Even for new greens, those are still pretty impressive results. Sure, one doesn't putt on the roots -- what really matters is the surface. But these photos demonstrate that supplying the grass with the nutrients it can use, at the time when net photosynthesis is at its highest, and given water and air in the soil, roots are going to grow.

Is this the most common oxymoron in turf?

An oxymoron is a contradiction in terms, and the one about nutrients being present but not available, or exchangeable but not available, or adequate but limited, is one I hear again and again.

Paul Walsh recently posed this common question:

I've tried previously to answer this in a lot of different ways:

Let me answer in a slightly different way this time.

First, it's an oxymoron to think of availability in terms of present but not available, or adequate but of limited availability. A clearer way to think of this, and the way that I try to express it now, is enough or not enough. For any element, is there enough to meet the grass requirements, or is there not enough? The MLSN guidelines provide an answer to this question.

Second, have you noticed what is missing in all this discussion about the semantics of availability? Turf performance.
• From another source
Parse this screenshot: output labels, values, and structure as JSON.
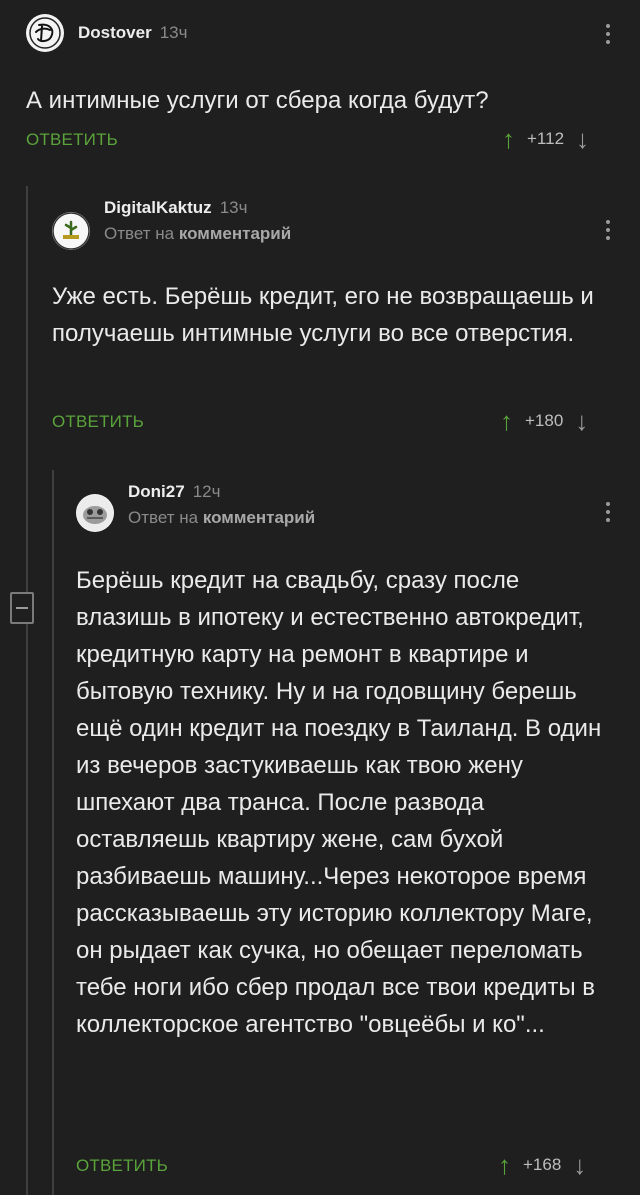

That's what is missing. I want to know if there is enough, or not enough, in order to produced the desired turfgrass surface. Sure, the solubility of different elements changes with pH. Sure, the ion exchange characteristics of the soil change with pH. But only when turfgrass performance is affected do we need to worry about this. So I suggest going back to the first point: is there enough or not enough?

Here is grass performing just fine across a range of pH from 3.7 to 9.5. Yes, the soil chemistry changes across that pH range. Yes, there will be differences in nutrient solubility. But the grass is fine. You'll see that there is enough in each of these soils.

Soil pH from 3.7 to 7.4


Soil pH 6.5


Soil pH 7.8


Soil pH 8.3


Soil pH 9.5